The ‘street’ construct and mass-mediated identities in Nigerian hip hop
The origins, influence and perspectivisation of American hip hop can be traced to African American locational references to the ‘hood’. The global diffusion of hip hop ensures that the ‘hood’ identity is continually localised and appropriated within emergent localities. Within Nigerian hip hop culture, the ‘street’ is a site for asserting identity, as well as for recurring locations, ideas and shared experiences of authentication and credibility. This article contextualises the street and its forms of enactment in selected Nigerian hip hop songs to help understand mass-mediated identities.
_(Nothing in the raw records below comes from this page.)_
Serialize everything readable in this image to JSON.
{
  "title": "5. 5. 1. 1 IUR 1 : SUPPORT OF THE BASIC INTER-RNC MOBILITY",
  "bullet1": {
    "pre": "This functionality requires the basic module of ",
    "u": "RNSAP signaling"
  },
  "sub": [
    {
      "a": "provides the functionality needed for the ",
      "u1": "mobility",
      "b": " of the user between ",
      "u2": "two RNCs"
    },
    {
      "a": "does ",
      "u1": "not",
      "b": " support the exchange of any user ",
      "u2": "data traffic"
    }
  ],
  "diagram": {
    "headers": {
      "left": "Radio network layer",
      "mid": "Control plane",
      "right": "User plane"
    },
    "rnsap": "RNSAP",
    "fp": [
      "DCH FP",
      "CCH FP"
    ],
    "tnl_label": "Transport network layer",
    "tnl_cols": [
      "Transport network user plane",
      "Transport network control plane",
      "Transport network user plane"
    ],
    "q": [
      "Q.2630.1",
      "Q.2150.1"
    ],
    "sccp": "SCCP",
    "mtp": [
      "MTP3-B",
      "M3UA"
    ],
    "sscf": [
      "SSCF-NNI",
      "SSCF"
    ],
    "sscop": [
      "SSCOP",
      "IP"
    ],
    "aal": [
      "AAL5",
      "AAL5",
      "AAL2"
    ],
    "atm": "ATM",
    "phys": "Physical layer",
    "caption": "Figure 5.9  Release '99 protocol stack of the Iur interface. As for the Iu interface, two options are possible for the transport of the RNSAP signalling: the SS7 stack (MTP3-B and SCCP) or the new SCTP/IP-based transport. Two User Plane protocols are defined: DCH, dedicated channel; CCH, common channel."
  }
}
Relying on a theoretical framework based on Bourdieu’s social theory of agency and Fairclough’s critical discourse analysis, the study concludes that the framing of the street is expressed through multiple modes, including linguistics (slang), locational references (places), the glorification of materialism, and the psychological fixation on attitudes (sex, drugs and alcohol), which together accentuate the exotic essence and flavour of street-conscious Nigerian music.